Last Saturday, I was walking around downtown Boston with another CouchSurfing.org member and we got into a conversation about the community, and how there is one particular man in the Boston area that stalks young, naive, foreign, and often desperate travelers and takes advantage of them by asking them to do inappropriate things, insisting that its normal and that they have to do these things unless they want to be without a place to sleep that night. To a well-traveled American that speaks perfect english, it would be completely obvious that the interaction is completely wrong and perverted – but to a not-so-well-traveled foreigner that does not know much about American culture, does not speak great english, and had not budgeted money for the night to stay in a hotel or hostel, they can become coerced into the situation and may not know how to escape the situation. After hearing about the story I was disturbed and disgusted. My mind could not stop wondering how and why such interactions happen – and continue to happen, and what could be done to stop them. One would think that over time, the behavior would somehow become known and the community would intervene. But this has not happened. The man still stalks young travelers.

So, upon reading about the way that cities self-police their streets through watchful eyes and neighborly intervention, and upon making the connection between online communities and cities, I realized – this creep is able to take advantage of his travelers because he interacts with them under the radar. He sends them private messages that nobody else can see. Had he tried to lure in travelers where other members of the community could see that he was trying to host them for the night, other members would immediately recognize that the infamously perverted man was inviting in travelers and would inform them to stay away from him. The minor change of moving an interaction from a private space to a public space immediately reduces the chances of a corrupt interaction to almost zero – but as long as these initial interactions are kept private, there are no sets of watchful eyes to keep things in check.
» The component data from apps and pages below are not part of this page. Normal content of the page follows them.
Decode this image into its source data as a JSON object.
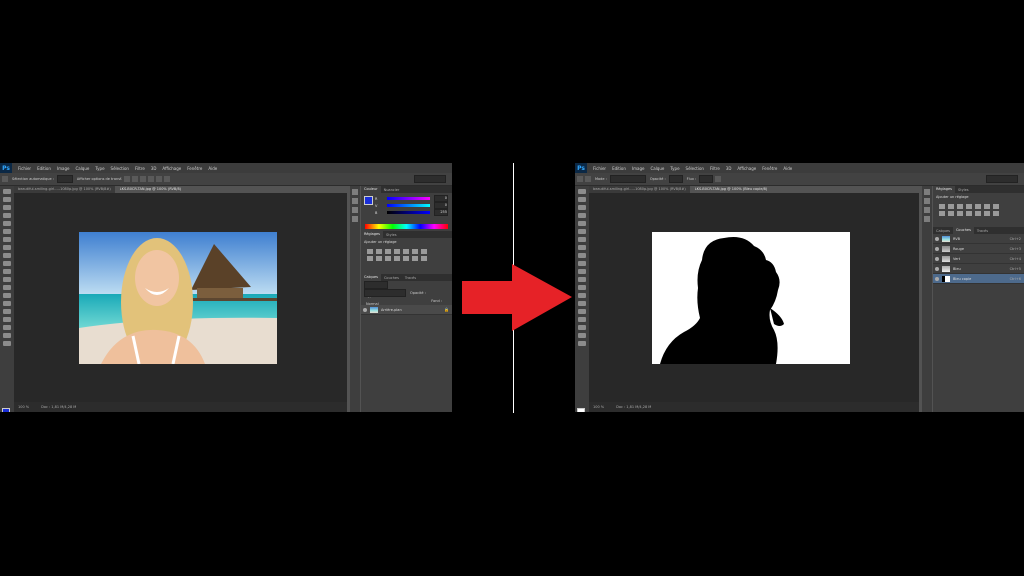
{
  "left_window": {
    "app_logo": "Ps",
    "menu": [
      "Fichier",
      "Edition",
      "Image",
      "Calque",
      "Type",
      "Sélection",
      "Filtre",
      "3D",
      "Affichage",
      "Fenêtre",
      "Aide"
    ],
    "options": {
      "label1": "Sélection automatique :",
      "label2": "Calque",
      "label3": "Afficher options de transf.",
      "workspace": "Essentiel"
    },
    "tabs": [
      "beautiful-smiling-girl-...-1080p.jpg @ 100% (RVB/8#)",
      "LKS-B0CR-TAN.jpg @ 100% (RVB/8)"
    ],
    "status": {
      "zoom": "100 %",
      "doc": "Doc : 1,81 M/4,28 M"
    },
    "color_panel": {
      "tabs": [
        "Couleur",
        "Nuancier"
      ],
      "channels": [
        {
          "label": "R",
          "value": "0"
        },
        {
          "label": "V",
          "value": "0"
        },
        {
          "label": "B",
          "value": "255"
        }
      ]
    },
    "adjustments_panel": {
      "tabs": [
        "Réglages",
        "Styles"
      ],
      "title": "Ajouter un réglage"
    },
    "layers_panel": {
      "tabs": [
        "Calques",
        "Couches",
        "Tracés"
      ],
      "filter": "Type",
      "blend": "Normal",
      "opacity_label": "Opacité :",
      "fill_label": "Fond :",
      "layers": [
        {
          "name": "Arrière-plan",
          "value": ""
        }
      ]
    }
  },
  "arrow_color": "#e62227",
  "right_window": {
    "app_logo": "Ps",
    "menu": [
      "Fichier",
      "Edition",
      "Image",
      "Calque",
      "Type",
      "Sélection",
      "Filtre",
      "3D",
      "Affichage",
      "Fenêtre",
      "Aide"
    ],
    "options": {
      "mode_label": "Mode :",
      "mode_value": "Normal",
      "opacity_label": "Opacité :",
      "opacity_value": "100%",
      "flow_label": "Flux :",
      "flow_value": "100%",
      "workspace": "Essentiel"
    },
    "tabs": [
      "beautiful-smiling-girl-...-1080p.jpg @ 100% (RVB/8#)",
      "LKS-B0CR-TAN.jpg @ 100% (Bleu copie/8)"
    ],
    "status": {
      "zoom": "100 %",
      "doc": "Doc : 1,81 M/4,28 M"
    },
    "adjustments_panel": {
      "tabs": [
        "Réglages",
        "Styles"
      ],
      "title": "Ajouter un réglage"
    },
    "channels_panel": {
      "tabs": [
        "Calques",
        "Couches",
        "Tracés"
      ],
      "channels": [
        {
          "name": "RVB",
          "shortcut": "Ctrl+2"
        },
        {
          "name": "Rouge",
          "shortcut": "Ctrl+3"
        },
        {
          "name": "Vert",
          "shortcut": "Ctrl+4"
        },
        {
          "name": "Bleu",
          "shortcut": "Ctrl+5"
        },
        {
          "name": "Bleu copie",
          "shortcut": "Ctrl+6"
        }
      ]
    }
  }
}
Parallel scenarios occur on Craigslist, too – users are constantly transacting on the online marketplace. Cars, houses, sailboats… just about anything you can think of are consantly being bought and sold. I’ve had almost all positive experiences with Craigslist, and overall, the company has dramatically improved the quality of my life. I’ve found just about every one of the my last seven apartments on Craigslist. That said, there are plenty of scams on Craigslist. They’re actually quite common – most are simply ploys to steal your email and sell it to spammers, but some are quite dangerous and could really put you at a loss. Others are simply unfair prices that go unnoticed. Again, I would argue that much of the reason that these scams are able to exist is that all interactions on Craigslist are done in private.

Someone offers to sell a boat for $3,000 above the fair market price. Because there are no other boats of its kind also for sale on the site, a naive buyer buys the boat $3,000 over price. Had the transaction been public, another member of the community could have stepped in and intervened Another member could have posted a note that the boat was over priced, or seen that someone was offering to purchase it and warned them. There would have been an element of community intervention.

In contrast, however, there are sites online where such community intervention is allowed to take place. Reddit, Hacker News, and Stack Overflow are a few examples – all interactions are public. When you reply to someone’s post, everyone sees your reply. If you post something that is false – whether by accident or to intentionally as a fraud, you will be corrected If you attempted to scam someone, it will last all of about 5 minutes before another member of the community will intervene and point out that you are a fraud to the rest of the community. Most of these communities even have built-in ways for members to up-vote and down-vote content – a great idea, as content that does not meet the community’s quality standards or that is deemed to be invalid is quickly dismissed and removed from the community totally.

These communities are embracing the self-policing ideals that Jane Jacob’s observes, allowing them to become safe and members’ behavior to become naturally self-regulated.